  • Al-Shahrour, F., Minguez, P., Tárraga, J., Medina, I., Alloza, E., Montaner, D., & Dopazo, J. (2007). FatiGO+: a functional profiling tool for genomic data. Integration of functional annotation, regulatory motifs and interaction data with microarray experiments. Nucleic Acids Research 35 (Web Server issue): W91-96
  • Al-Shahrour, F., Minguez, P., Vaquerizas, J.M., Conde, L. & Dopazo, J. (2005). BABELOMICS: a suite of web-tools for functional annotation and analysis of group of genes in high-throughput experiments. Nucleic Acids Research, 33 (Web Server issue): W460-W464
  • Al-Shahrour, F., Díaz-Uriarte, R. & Dopazo, J. (2004). FatiGO: a web tool for finding significant associations of Gene Ontology terms with groups of genes]]. Bioinformatics 20: 578-580
  • Ashburner, M., Ball, C.A., Blake, J.A., Botstein, D., Butler, H., Cherry, J.M., Davis, A.P., Dolinski, K., Dwight, S.S., Eppig, J.T., Harris, M.A., Hill, D.P., Issel-Traver, L., Kasarskis, A., Lewis, S., Matese, J.C., Richardson, J.E., Ringwald, M., Rubin, G.M., Sherlock G. (2000) Gene Ontology: tool for the unification of biology. Nat. Genet. 25, 25-29.
  • Boeckmann B., Bairoch A., Apweiler R., Blatter M.-C., Estreicher A., Gasteiger E., Martin M.J., Michoud K., O'Donovan C., Phan I., Pilbout S. & Schneider M., The Swiss-Prot Protein Knowledgebase and its supplement TrEMBL in 2003. Nucleic Acids Res. 31:365-370(2003)
  • Griffiths-Jones S., Grocock R.J., van Dongen S, .Bateman A. & Enright A.J. (2006). miRBase: microRNA sequences, targets and gene nomenclature. Nucleics Acid Research, 34 (Database Issue): D140-D144
  • Kanehisa M, Goto S, Kawashima S, Okuno Y, Hattori M. (2004) The KEGG resource for deciphering the genome. Nucleic Acids Res.32:D277-280
  • Mulder N.J., Apweiler R., Attwood T.K., Bairoch A., Barrell D., Bateman A., Binns D., Biswas M., Bradley P., Bork P., Bucher P., Copley R.R., Courcelle E., Das U., Durbin R., Falquet L., Fleischmann W., Griffiths-Jones S., Haft D., Harte N., Hulo N., Kahn D., Kanapin A., Krestyaninova M., Lopez R., Letunic I., Lonsdale D., Silventoinen V., Orchard S.E., Pagni M., Peyruc D., Ponting C.P., Selengut J.D., Servant F., Sigrist C.J.A., Vaughan R, Zdobnov E.M. (2003) The InterPro Database, 2003 brings increased coverage and new features. Nucl. Acids. Res. 31: 315-318.
    Robertson, G., Bilenky, M., Lin, K., He, A., Yuen, W., Dagpinar, M., Varhol, R., Teague, K., Griffith, O.L., Zhang, X. et al. (2006) cisRED: a database system for genome-scale computational discovery of regulatory elements. Nucleic Acids Res, 34, D68-73
  • Wingender, E., Chen, X., Hehl, R., Karas, H., Liebich, I., Matys, V., Meinhardt, T., Prüß, M., Reuter, I. and Schacherer, F. (2000).TRANSFAC: an integrated system for gene expression regulation. Nucleic Acids Res. 28, 316-319

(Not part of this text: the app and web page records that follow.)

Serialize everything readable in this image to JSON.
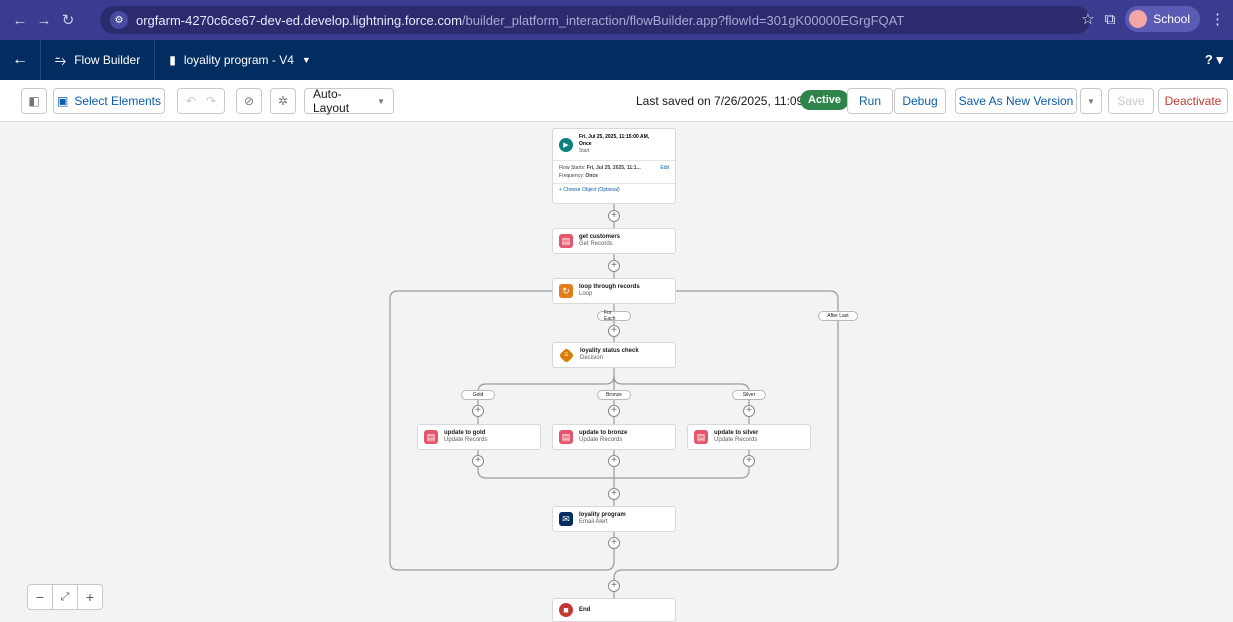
{
  "browser": {
    "url_host": "orgfarm-4270c6ce67-dev-ed.develop.lightning.force.com",
    "url_path": "/builder_platform_interaction/flowBuilder.app?flowId=301gK00000EGrgFQAT",
    "profile_label": "School"
  },
  "header": {
    "app_name": "Flow Builder",
    "flow_name": "loyality program - V4",
    "help": "?"
  },
  "toolbar": {
    "select_elements": "Select Elements",
    "layout_mode": "Auto-Layout",
    "last_saved": "Last saved on 7/26/2025, 11:09 AM",
    "status": "Active",
    "run": "Run",
    "debug": "Debug",
    "save_as_new_version": "Save As New Version",
    "save": "Save",
    "deactivate": "Deactivate"
  },
  "canvas": {
    "start": {
      "title": "Fri, Jul 25, 2025, 11:15:00 AM,",
      "title2": "Once",
      "type": "Start",
      "flow_starts_label": "Flow Starts:",
      "flow_starts_value": "Fri, Jul 25, 2025, 11:1...",
      "edit": "Edit",
      "frequency_label": "Frequency:",
      "frequency_value": "Once",
      "choose_object": "+ Choose Object (Optional)"
    },
    "get_customers": {
      "title": "get customers",
      "type": "Get Records"
    },
    "loop": {
      "title": "loop through records",
      "type": "Loop",
      "for_each": "For Each",
      "after_last": "After Last"
    },
    "decision": {
      "title": "loyality status check",
      "type": "Decision"
    },
    "branches": [
      {
        "label": "Gold",
        "title": "update to gold",
        "type": "Update Records"
      },
      {
        "label": "Bronze",
        "title": "update to bronze",
        "type": "Update Records"
      },
      {
        "label": "Silver",
        "title": "update to silver",
        "type": "Update Records"
      }
    ],
    "email": {
      "title": "loyality program",
      "type": "Email Alert"
    },
    "end": {
      "title": "End"
    }
  },
  "colors": {
    "chrome": "#3b3b8f",
    "sf_header": "#032d60",
    "active_badge": "#2e844a",
    "start_icon": "#0b827c",
    "records_icon": "#e3566b",
    "loop_icon": "#e27d1c",
    "decision_icon": "#dd7a01",
    "email_icon": "#032d60",
    "end_icon": "#c23934"
  }
}
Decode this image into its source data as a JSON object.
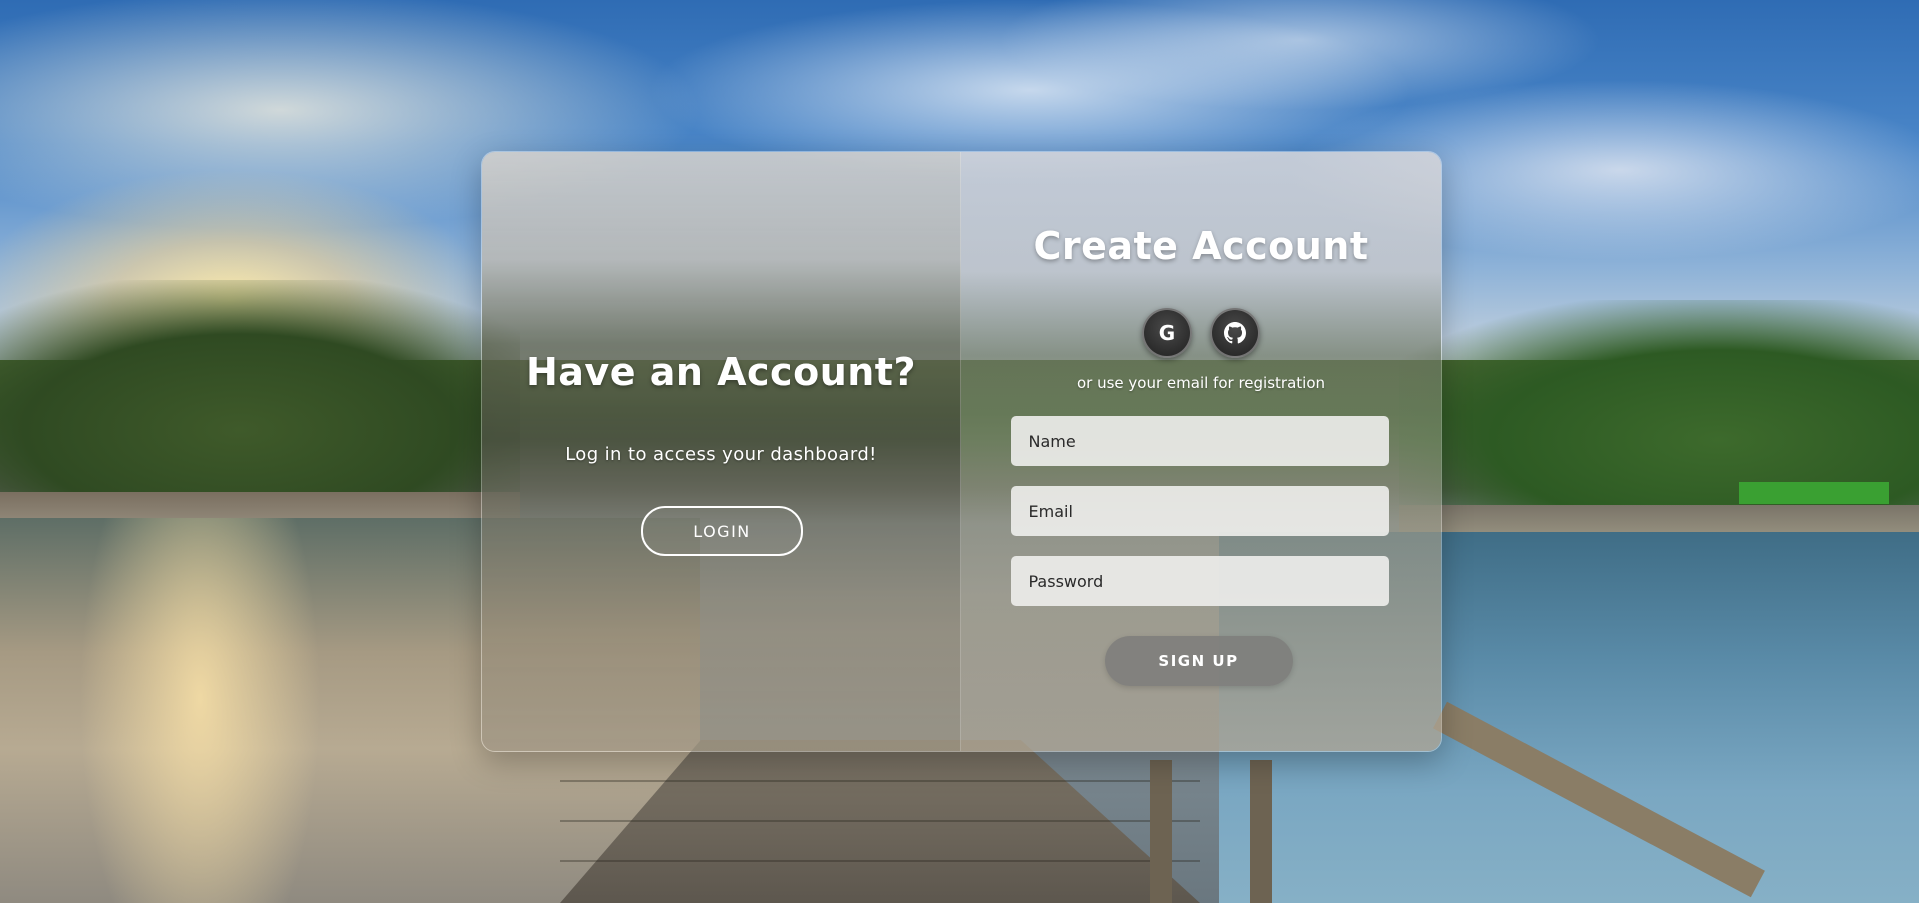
{
  "login_panel": {
    "title": "Have an Account?",
    "subtitle": "Log in to access your dashboard!",
    "login_label": "LOGIN"
  },
  "signup_panel": {
    "title": "Create Account",
    "social": [
      {
        "name": "google",
        "glyph": "G",
        "icon": "google-icon"
      },
      {
        "name": "github",
        "glyph": "⊙",
        "icon": "github-icon"
      }
    ],
    "divider_text": "or use your email for registration",
    "fields": {
      "name_placeholder": "Name",
      "email_placeholder": "Email",
      "password_placeholder": "Password"
    },
    "signup_label": "SIGN UP"
  },
  "colors": {
    "button_text": "#ffffff",
    "signup_button_bg": "#7d7d7a",
    "social_button_bg": "#2a2a2a"
  }
}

Publications

  • Al-Shahrour, F., Minguez, P., Tárraga, J., Medina, I., Alloza, E., Montaner, D., & Dopazo, J. (2007). FatiGO+: a functional profiling tool for genomic data. Integration of functional annotation, regulatory motifs and interaction data with microarray experiments. Nucleic Acids Research 35 (Web Server issue): W91-96
  • Al-Shahrour, F., Minguez, P., Tárraga, J., Montaner, D., Alloza, E., Vaquerizas, J.MM., Conde, L., Blaschke, C., Vera, J. & Dopazo, J. (2006). BABELOMICS: a systems biology perspective in the functional annotation of genome-scale experiments. Nucleic Acids Research (Web Server issue) 34: W472-W476
  • Al-Shahrour, F., Minguez, P., Vaquerizas, J.M., Conde, L. & Dopazo, J. (2005). BABELOMICS: a suite of web-tools for functional annotation and analysis of group of genes in high-throughput experiments. Nucleic Acids Research, 33 (Web Server issue): W460-W464
  • Al-Shahrour, F., Díaz-Uriarte, R. & Dopazo, J. (2004). FatiGO: a web tool for finding significant associations of Gene Ontology terms with groups of genes. Bioinformatics 20: 578-580

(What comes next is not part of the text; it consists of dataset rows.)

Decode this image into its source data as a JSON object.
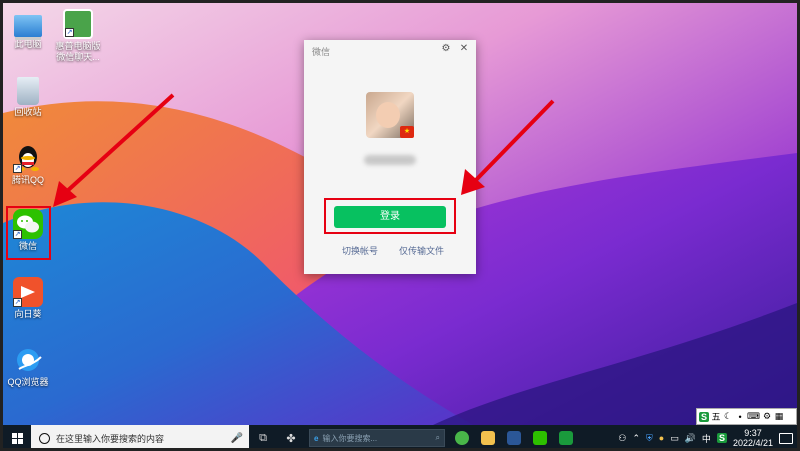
{
  "desktop": {
    "icons": [
      {
        "id": "pc",
        "label": "此电脑"
      },
      {
        "id": "app",
        "label": "惠普电脑版 微信聊天..."
      },
      {
        "id": "bin",
        "label": "回收站"
      },
      {
        "id": "qq",
        "label": "腾讯QQ"
      },
      {
        "id": "wechat",
        "label": "微信"
      },
      {
        "id": "video",
        "label": "向日葵"
      },
      {
        "id": "browser",
        "label": "QQ浏览器"
      }
    ]
  },
  "wechat_dialog": {
    "title": "微信",
    "login_label": "登录",
    "switch_account_label": "切换帐号",
    "file_transfer_only_label": "仅传输文件",
    "flag_glyph": "★"
  },
  "ime_bar": {
    "items": [
      "S",
      "五",
      "☾",
      "•",
      "⌨",
      "⚙",
      "▦"
    ]
  },
  "taskbar": {
    "search_placeholder": "在这里输入你要搜索的内容",
    "edge_search_placeholder": "输入你要搜索...",
    "tray": {
      "lang": "中",
      "ime_glyph": "S",
      "time": "9:37",
      "date": "2022/4/21"
    }
  },
  "colors": {
    "wechat_green": "#07c160",
    "highlight_red": "#e60012",
    "taskbar": "#0f1b26"
  }
}
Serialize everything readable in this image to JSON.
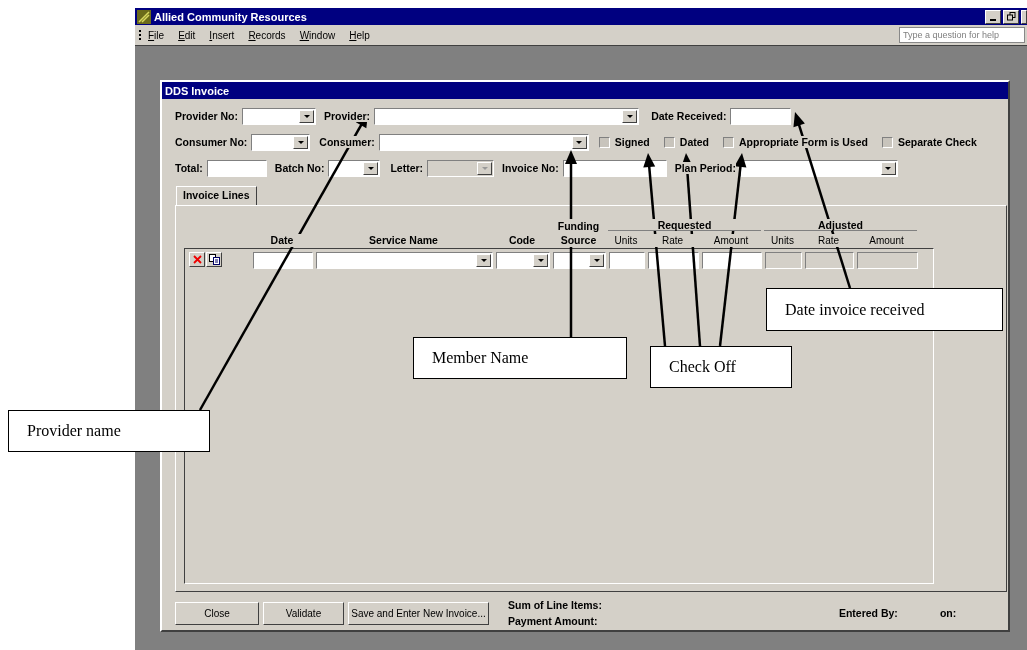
{
  "window": {
    "title": "Allied Community Resources"
  },
  "menu": [
    "File",
    "Edit",
    "Insert",
    "Records",
    "Window",
    "Help"
  ],
  "help_search": {
    "placeholder": "Type a question for help"
  },
  "form": {
    "title": "DDS Invoice",
    "rows": [
      {
        "fields": [
          {
            "kind": "combo",
            "label": "Provider No:",
            "disabled": false
          },
          {
            "kind": "combo",
            "label": "Provider:",
            "disabled": false
          },
          {
            "kind": "text",
            "label": "Date Received:",
            "disabled": false
          }
        ]
      },
      {
        "fields": [
          {
            "kind": "combo",
            "label": "Consumer No:",
            "disabled": false
          },
          {
            "kind": "combo",
            "label": "Consumer:",
            "disabled": false
          },
          {
            "kind": "checkbox",
            "label": "Signed",
            "checked": false
          },
          {
            "kind": "checkbox",
            "label": "Dated",
            "checked": false
          },
          {
            "kind": "checkbox",
            "label": "Appropriate Form is Used",
            "checked": false
          },
          {
            "kind": "checkbox",
            "label": "Separate Check",
            "checked": false
          }
        ]
      },
      {
        "fields": [
          {
            "kind": "text",
            "label": "Total:",
            "disabled": false
          },
          {
            "kind": "combo",
            "label": "Batch No:",
            "disabled": false
          },
          {
            "kind": "combo",
            "label": "Letter:",
            "disabled": true
          },
          {
            "kind": "text",
            "label": "Invoice No:",
            "disabled": false
          },
          {
            "kind": "combo",
            "label": "Plan Period:",
            "disabled": false
          }
        ]
      }
    ],
    "tabs": [
      {
        "label": "Invoice Lines",
        "selected": true
      }
    ],
    "groups": [
      {
        "label": "Requested"
      },
      {
        "label": "Adjusted"
      }
    ],
    "columns": [
      {
        "header": "Date",
        "kind": "text",
        "disabled": false
      },
      {
        "header": "Service Name",
        "kind": "combo",
        "disabled": false
      },
      {
        "header": "Code",
        "kind": "combo",
        "disabled": false
      },
      {
        "header": "Funding Source",
        "kind": "combo",
        "disabled": false
      },
      {
        "header": "Units",
        "kind": "text",
        "disabled": false
      },
      {
        "header": "Rate",
        "kind": "text",
        "disabled": false
      },
      {
        "header": "Amount",
        "kind": "text",
        "disabled": false
      },
      {
        "header": "Units",
        "kind": "text",
        "disabled": true
      },
      {
        "header": "Rate",
        "kind": "text",
        "disabled": true
      },
      {
        "header": "Amount",
        "kind": "text",
        "disabled": true
      }
    ],
    "buttons": [
      "Close",
      "Validate",
      "Save and Enter New Invoice..."
    ],
    "totals": [
      "Sum of Line Items:",
      "Payment Amount:"
    ],
    "entered_by": "Entered By:",
    "entered_on": "on:"
  },
  "annotations": [
    {
      "text": "Provider name"
    },
    {
      "text": "Member Name"
    },
    {
      "text": "Check Off"
    },
    {
      "text": "Date invoice received"
    }
  ]
}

example.motor (753 Bytes) Jose Carbonell, 01/15/2010 01:36 pm

example.apoptosis (628 Bytes) Jose Carbonell, 01/15/2010 01:36 pm

example.overinteracting_05.txt - yeast.overinteracting.proteins (8.1 kB) Ana Conesa, 05/12/2010 12:29 am

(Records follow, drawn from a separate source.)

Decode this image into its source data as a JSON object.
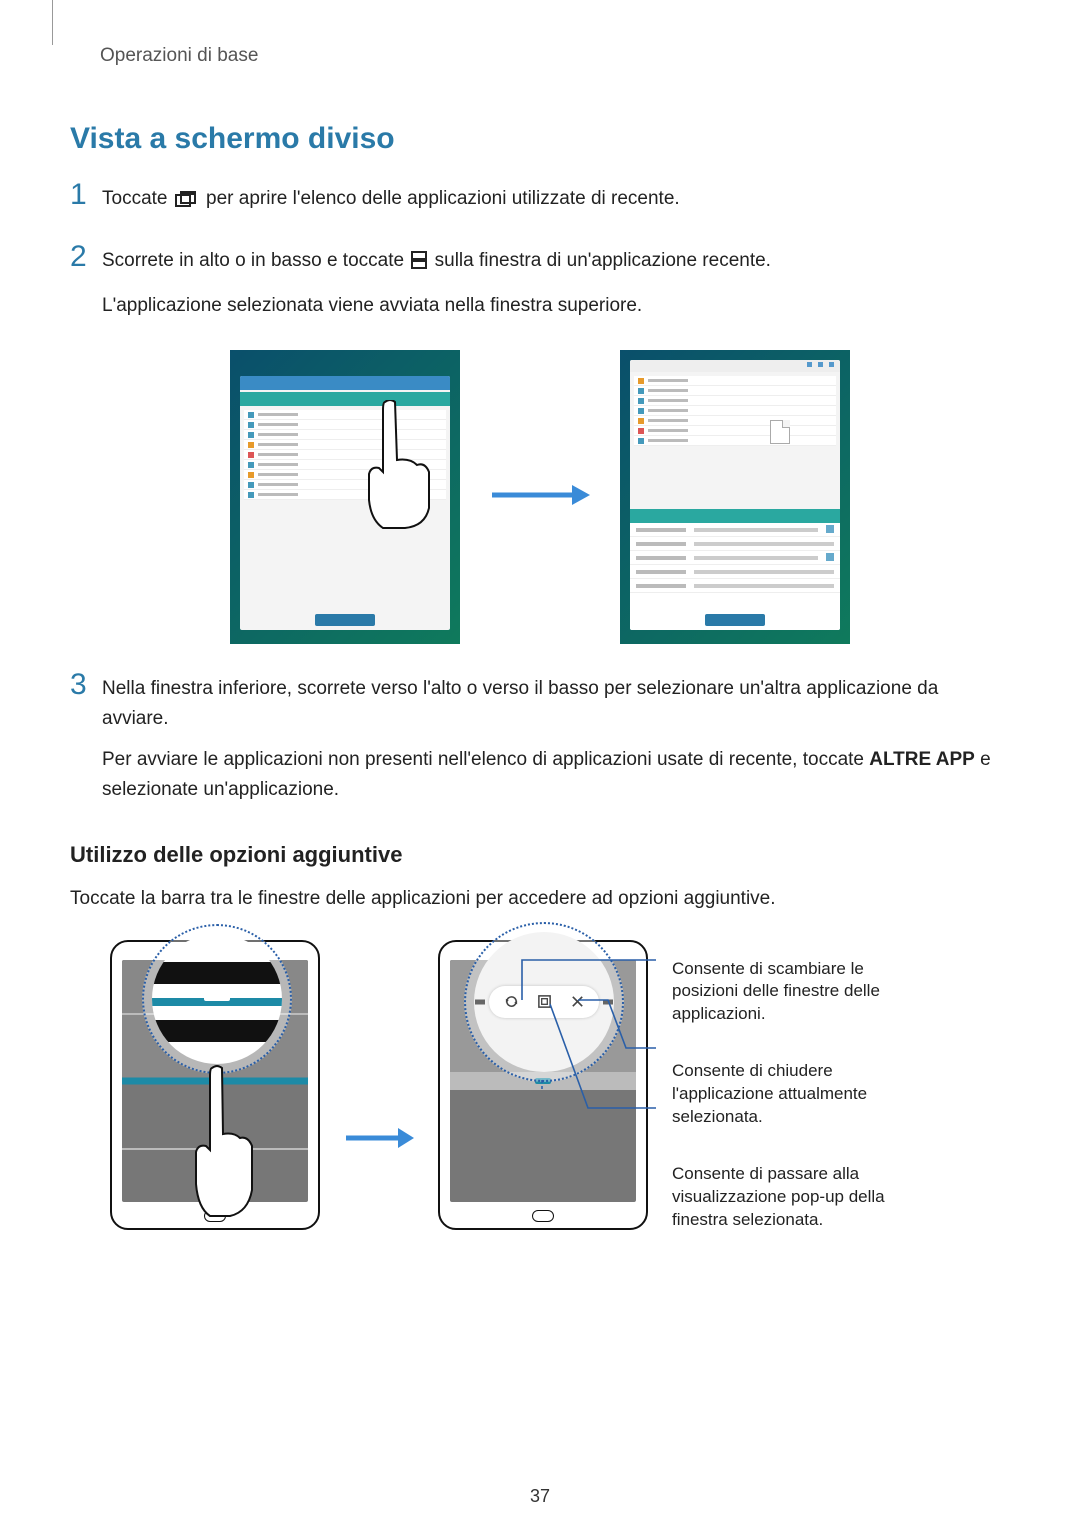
{
  "header": {
    "breadcrumb": "Operazioni di base"
  },
  "section": {
    "title": "Vista a schermo diviso"
  },
  "steps": {
    "s1": {
      "num": "1",
      "pre": "Toccate ",
      "post": " per aprire l'elenco delle applicazioni utilizzate di recente."
    },
    "s2": {
      "num": "2",
      "line1a": "Scorrete in alto o in basso e toccate ",
      "line1b": " sulla finestra di un'applicazione recente.",
      "line2": "L'applicazione selezionata viene avviata nella finestra superiore."
    },
    "s3": {
      "num": "3",
      "line1": "Nella finestra inferiore, scorrete verso l'alto o verso il basso per selezionare un'altra applicazione da avviare.",
      "line2a": "Per avviare le applicazioni non presenti nell'elenco di applicazioni usate di recente, toccate ",
      "line2bold": "ALTRE APP",
      "line2b": " e selezionate un'applicazione."
    }
  },
  "subsection": {
    "title": "Utilizzo delle opzioni aggiuntive",
    "intro": "Toccate la barra tra le finestre delle applicazioni per accedere ad opzioni aggiuntive."
  },
  "callouts": {
    "c1": "Consente di scambiare le posizioni delle finestre delle applicazioni.",
    "c2": "Consente di chiudere l'applicazione attualmente selezionata.",
    "c3": "Consente di passare alla visualizzazione pop-up della finestra selezionata."
  },
  "page_number": "37"
}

example.underinteracting_05.txt - yeast.underinteracting.proteins (10.1 kB) Ana Conesa, 05/12/2010 12:30 am